What is required:
Report each line from the entries in which "HelloController" can be found.

Records to use:
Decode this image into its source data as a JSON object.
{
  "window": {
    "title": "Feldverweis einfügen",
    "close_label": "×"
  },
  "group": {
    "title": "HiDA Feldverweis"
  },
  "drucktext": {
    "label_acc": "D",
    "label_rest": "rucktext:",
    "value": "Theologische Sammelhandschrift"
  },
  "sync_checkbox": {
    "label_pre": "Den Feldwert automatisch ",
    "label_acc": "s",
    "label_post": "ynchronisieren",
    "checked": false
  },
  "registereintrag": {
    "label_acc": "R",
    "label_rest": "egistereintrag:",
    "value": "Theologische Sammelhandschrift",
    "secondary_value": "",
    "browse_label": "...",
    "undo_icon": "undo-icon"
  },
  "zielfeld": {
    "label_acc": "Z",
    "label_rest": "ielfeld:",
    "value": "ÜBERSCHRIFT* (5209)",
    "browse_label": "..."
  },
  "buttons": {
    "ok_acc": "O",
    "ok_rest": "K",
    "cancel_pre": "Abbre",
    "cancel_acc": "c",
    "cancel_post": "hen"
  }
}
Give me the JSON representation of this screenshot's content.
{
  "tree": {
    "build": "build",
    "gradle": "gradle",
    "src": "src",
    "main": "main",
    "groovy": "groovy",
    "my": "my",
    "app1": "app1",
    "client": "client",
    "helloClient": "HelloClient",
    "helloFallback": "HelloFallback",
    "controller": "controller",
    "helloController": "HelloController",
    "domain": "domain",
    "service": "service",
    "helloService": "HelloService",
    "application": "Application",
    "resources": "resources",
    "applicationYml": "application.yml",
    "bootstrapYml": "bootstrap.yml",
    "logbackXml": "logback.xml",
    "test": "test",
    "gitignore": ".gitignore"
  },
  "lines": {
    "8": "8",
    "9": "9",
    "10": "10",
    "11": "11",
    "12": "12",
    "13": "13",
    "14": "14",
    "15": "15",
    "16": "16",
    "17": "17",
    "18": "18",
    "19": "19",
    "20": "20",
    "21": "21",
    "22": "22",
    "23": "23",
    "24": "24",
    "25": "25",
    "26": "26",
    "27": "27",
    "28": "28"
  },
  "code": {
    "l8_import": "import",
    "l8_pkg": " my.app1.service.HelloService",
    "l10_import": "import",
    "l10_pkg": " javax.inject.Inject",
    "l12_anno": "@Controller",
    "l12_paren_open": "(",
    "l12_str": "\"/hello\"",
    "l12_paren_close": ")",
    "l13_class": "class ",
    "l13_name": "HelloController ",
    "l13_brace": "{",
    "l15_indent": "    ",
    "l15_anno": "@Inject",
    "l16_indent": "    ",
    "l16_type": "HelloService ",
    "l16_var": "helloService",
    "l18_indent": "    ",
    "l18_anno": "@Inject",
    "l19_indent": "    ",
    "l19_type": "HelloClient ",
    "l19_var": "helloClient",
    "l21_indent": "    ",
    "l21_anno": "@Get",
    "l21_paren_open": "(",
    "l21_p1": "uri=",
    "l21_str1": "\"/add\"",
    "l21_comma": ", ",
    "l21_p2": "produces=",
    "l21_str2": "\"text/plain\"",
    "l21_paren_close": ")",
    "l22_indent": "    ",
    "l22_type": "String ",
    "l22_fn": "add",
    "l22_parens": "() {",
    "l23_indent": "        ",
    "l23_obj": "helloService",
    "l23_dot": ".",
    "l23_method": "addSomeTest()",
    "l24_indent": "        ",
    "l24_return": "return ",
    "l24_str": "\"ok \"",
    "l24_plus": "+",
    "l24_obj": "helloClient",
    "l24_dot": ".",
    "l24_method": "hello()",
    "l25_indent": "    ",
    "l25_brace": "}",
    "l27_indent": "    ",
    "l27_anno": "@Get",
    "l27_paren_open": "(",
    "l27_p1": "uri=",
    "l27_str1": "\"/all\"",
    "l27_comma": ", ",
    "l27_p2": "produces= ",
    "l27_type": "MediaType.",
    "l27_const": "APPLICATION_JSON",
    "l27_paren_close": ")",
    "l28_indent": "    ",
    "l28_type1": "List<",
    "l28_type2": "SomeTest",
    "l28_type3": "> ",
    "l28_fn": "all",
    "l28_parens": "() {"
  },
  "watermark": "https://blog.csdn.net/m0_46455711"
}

Answer to this task:
    "helloController": "HelloController",
    "l13_name": "HelloController ",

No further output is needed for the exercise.